Current Volkswagen motorsport Chief Jost Capito will start his new role as the McLaren F1 team’s CEO in time for the Belgian Grand Prix (at the end of August).
Capito was actually signed up by the Woking team to be its new chief executive in January, but he said he would only leave his role as VW’s racing chief once a successor is appointed.
German Capito, 57, is in Monaco this weekend, triggering speculation he might now be ready to start work.
Speaking at the FIA Sport Conference in the old Fiat factory in Turin, outgoing Volkswagen motorsport director Jost Capito revealed that his move to McLaren is more imminent than previously believed.
“This year,” Capito said. “It will be the end of August, beginning of September, something around that region. I’m looking forward to the switch; otherwise I wouldn’t have done it!”
For the moment, Capito’s focus remains on his current role. “The job at VW is such a big job.
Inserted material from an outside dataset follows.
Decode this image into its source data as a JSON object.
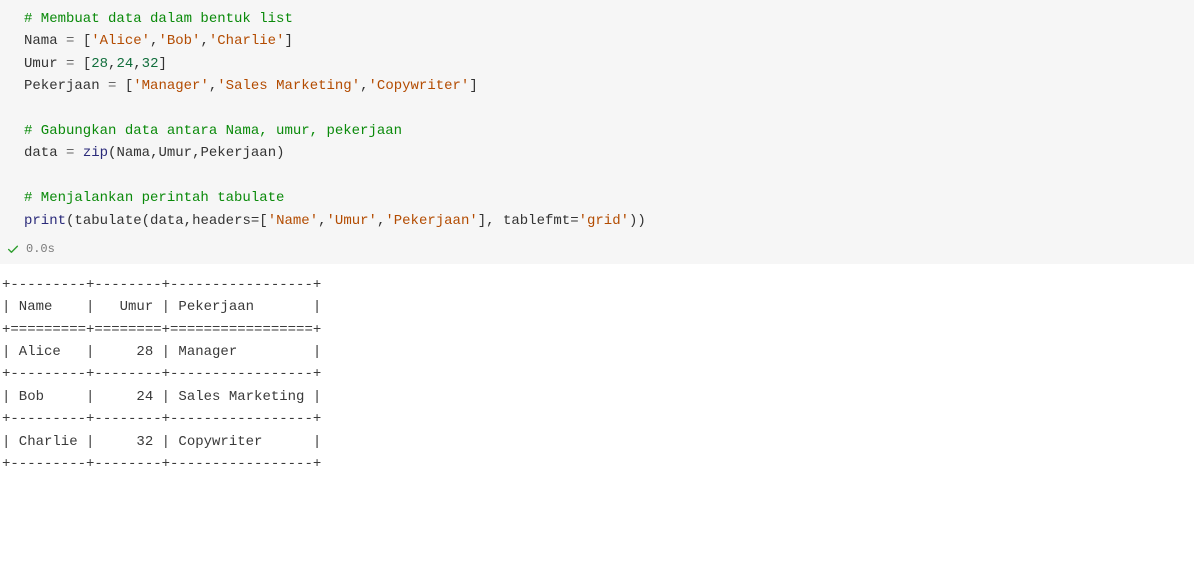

It’s not only WRC, it’s rallycross in the US, it’s TCR… As long as I’m there, I’m doing a proper job there.
“Motorsport is never finished, and you always have to look for the next step. Look at WRC – coming in and winning three years in a row and this year in a good [position] to win it again, with a high chance. I think that is something achieved. But we just started this year in TCR, with customer support and doing this there is always something that has to be improved, that has to get better.
“We have then the rallycross in the US. [We have to improve this championship], to improve the TCR, so there’s a lot of jobs to do. It’s not just for the success of me just coming there and sitting there. Also next year in WRC the competition gets higher with Citroen being out this year, fully focussing on next year so they have an advantage in development for next year. Same for Toyota, coming in with no testing restrictions and it’s a tough job for us to keep up with the competition for the years after.
“Everybody who is not in the full championship they have no testing restrictions so they can go to Mexico at high altitude, and they have no limited test days where we have limited test days. As Hyundai have unlimited test days – they have a certain advantage, and that means we have to work very efficiently and very hard. Because we are in this year’s championship and have to develop next year’s car with limited days to do so.”
Despite remaining firmly concentrated on his ongoing work with Volkswagen, Capito was asked to talk about the changes in Formula One since he left the role of chief operating officer of Sauber. “When you come in the paddock you still see the same faces, just older,” Capito joked. “But I don’t see that because I’m older too! I don’t see a lot of changing; of course the cars change, the technology changes, but it’s still Formula One.
“I think Formula One is always attractive for manufacturers. Manufacturers always look into it, but we have to look at the whole world situation, and it might be a situation of where Formula One is in the future. It depends on the manufacturers, on their strategies – a lot of things have to come together for a manufacturer to take the decision and the risk to get into Formula One. For a manufacturer it’s a very proud decision to go into Formula One if you’re not established there.”
Response from McLaren race director Eric Boullier
At the end of last month Boullier said: “I don’t know when exactly he will officially take up his duties.
“But in my view everything is simple. Ron Dennis has the highest position in the McLaren Technology Group. I am race director at all of the races.
“But McLaren Racing has more than 600 employees, and with 20-21 races each year then I’m away from them for about four months of the year. As a race team we have 80 people but more than 500 are at the factory and need to be managed,” Boullier added.
“Therefore responsibilities are divided between me and Jost Capito, who will also be responsible for the development strategy of McLaren Racing,” he said.